Doctor of Philosophy (PhD)
J. R. Dennison
J. R. Dennison
D. M. Riffe
W. N. Hansen
J. J. Sojka
J. L. Hubbard
Asymmetries in physisorbed systems give rise to interesting phases and phase transitions in two-dimensional (2D) monolayer and multilayer systems. The effects of asymmetric adsorbate and substrate interactions in monolayers of dipolar molecules on ionic substrates and N2 on graphite are studied.
In the case of dipolar molecules on ionic substrates, 2D dielectric phase transitions using a modified Blume-Emery-Griffiths (BEG) model are determined theoretically. A dipole adsorbed vertically above a metal ion lattice site, and pointing up (down), is assigned a spin S=+1 (S=-1). An empty lattice site is assigned a spin S=0. Analytic solutions for both ferroelectrically and antiferroelectrically ordered systems are found. The model is applied to CO adsorbed on MgO and NaCl, and halogenated methanes on NaCl. Phase diagrams for CO on MgO and NaCL, and preliminary results for the phase diagram of CH3F on NaCl, are presented.

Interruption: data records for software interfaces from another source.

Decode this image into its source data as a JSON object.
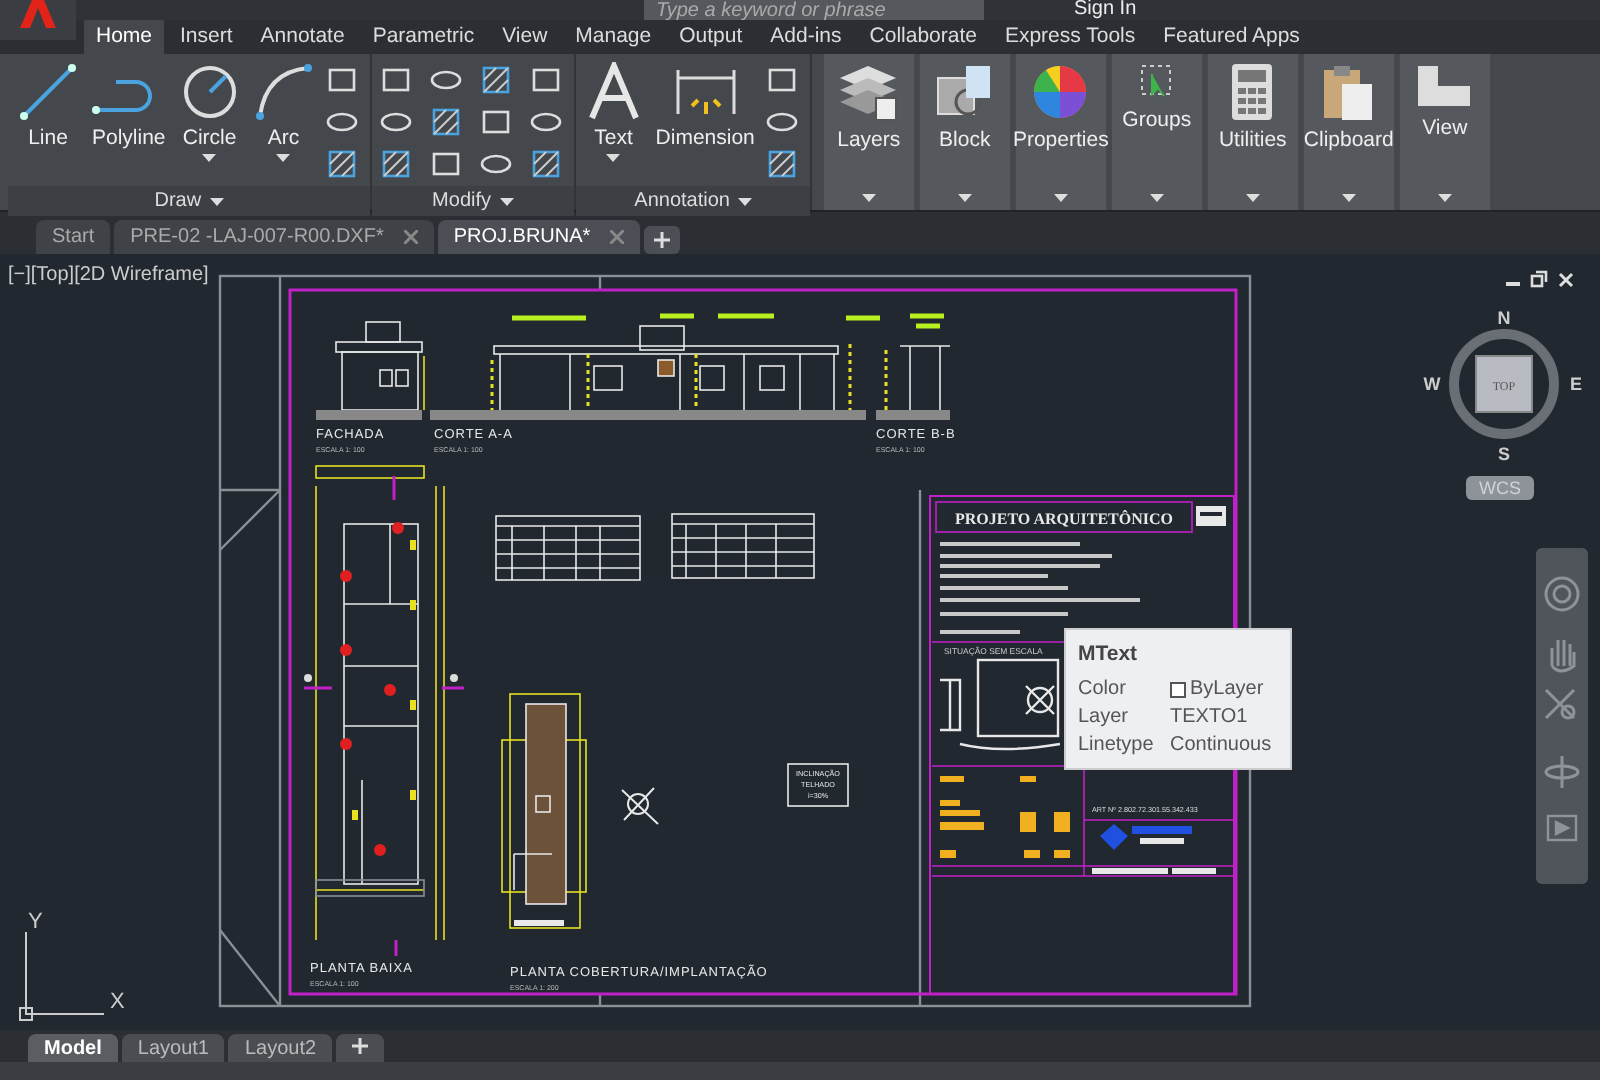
{
  "search": {
    "placeholder": "Type a keyword or phrase"
  },
  "sign_in": "Sign In",
  "ribbon_tabs": [
    {
      "label": "Home",
      "selected": true
    },
    {
      "label": "Insert",
      "selected": false
    },
    {
      "label": "Annotate",
      "selected": false
    },
    {
      "label": "Parametric",
      "selected": false
    },
    {
      "label": "View",
      "selected": false
    },
    {
      "label": "Manage",
      "selected": false
    },
    {
      "label": "Output",
      "selected": false
    },
    {
      "label": "Add-ins",
      "selected": false
    },
    {
      "label": "Collaborate",
      "selected": false
    },
    {
      "label": "Express Tools",
      "selected": false
    },
    {
      "label": "Featured Apps",
      "selected": false
    }
  ],
  "tool_panels": [
    {
      "title": "Draw",
      "kind": "draw",
      "tools": [
        {
          "label": "Line",
          "kind": "line",
          "dropdown": false
        },
        {
          "label": "Polyline",
          "kind": "polyline",
          "dropdown": false
        },
        {
          "label": "Circle",
          "kind": "circle",
          "dropdown": true
        },
        {
          "label": "Arc",
          "kind": "arc",
          "dropdown": true
        }
      ]
    },
    {
      "title": "Modify",
      "kind": "modify"
    },
    {
      "title": "Annotation",
      "kind": "annotation",
      "tools": [
        {
          "label": "Text",
          "kind": "text",
          "dropdown": true
        },
        {
          "label": "Dimension",
          "kind": "dimension",
          "dropdown": false
        }
      ]
    }
  ],
  "large_panels": [
    {
      "label": "Layers",
      "kind": "layers"
    },
    {
      "label": "Block",
      "kind": "block"
    },
    {
      "label": "Properties",
      "kind": "properties"
    },
    {
      "label": "Groups",
      "kind": "groups"
    },
    {
      "label": "Utilities",
      "kind": "utilities"
    },
    {
      "label": "Clipboard",
      "kind": "clipboard"
    },
    {
      "label": "View",
      "kind": "view"
    }
  ],
  "file_tabs": [
    {
      "label": "Start",
      "selected": false,
      "closable": false
    },
    {
      "label": "PRE-02 -LAJ-007-R00.DXF*",
      "selected": false,
      "closable": true
    },
    {
      "label": "PROJ.BRUNA*",
      "selected": true,
      "closable": true
    }
  ],
  "viewport": {
    "label": "[−][Top][2D Wireframe]",
    "views": [
      {
        "kind": "facade",
        "title": "FACHADA",
        "scale": "ESCALA 1: 100"
      },
      {
        "kind": "section_a",
        "title": "CORTE A-A",
        "scale": "ESCALA 1: 100"
      },
      {
        "kind": "section_b",
        "title": "CORTE B-B",
        "scale": "ESCALA 1: 100"
      },
      {
        "kind": "floor_plan",
        "title": "PLANTA BAIXA",
        "scale": "ESCALA 1: 100"
      },
      {
        "kind": "roof_plan",
        "title": "PLANTA COBERTURA/IMPLANTAÇÃO",
        "scale": "ESCALA 1: 200"
      }
    ],
    "note": [
      "INCLINAÇÃO",
      "TELHADO",
      "i=30%"
    ],
    "title_block": {
      "title": "PROJETO ARQUITETÔNICO",
      "situation": "SITUAÇÃO SEM ESCALA",
      "art": "ART Nº 2.802.72.301.55.342.433"
    }
  },
  "view_cube": {
    "north": "N",
    "east": "E",
    "south": "S",
    "west": "W",
    "face": "TOP",
    "ucs": "WCS"
  },
  "ucs_axes": {
    "x": "X",
    "y": "Y"
  },
  "tooltip": {
    "title": "MText",
    "rows": [
      {
        "label": "Color",
        "value": "ByLayer",
        "swatch": true
      },
      {
        "label": "Layer",
        "value": "TEXTO1",
        "swatch": false
      },
      {
        "label": "Linetype",
        "value": "Continuous",
        "swatch": false
      }
    ]
  },
  "layout_tabs": [
    {
      "label": "Model",
      "selected": true
    },
    {
      "label": "Layout1",
      "selected": false
    },
    {
      "label": "Layout2",
      "selected": false
    }
  ]
}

Multilayer phase transitions for N2 on graphite are studied experimentally using synchrotron x-ray diffraction. The system is measured to undergo layering transitions, where the number of layers increases as the temperature of the system increases. A new multilayer phase diagram based on our results and the combined results published by other researchers is presented. The effects of capillary condensation on this multilayer system are quantified, and it is determined that its primary effect is to broaden the discrete layering transitions. The results for both studies are put into context with other adsorption systems with asymmetric interactions.
Burns, Teresa Ellen, "Asymmetric Adsorbate and Substrate Interactions in Physisorbed Systems: N2 on Graphite and Dipolar Molecules on Ionic Substrates" (1994). All Graduate Theses and Dissertations, Spring 1920 to Summer 2023. 2090.
Copyright for this work is retained by the student. If you have any questions regarding the inclusion of this work in the Digital Commons, please email us at .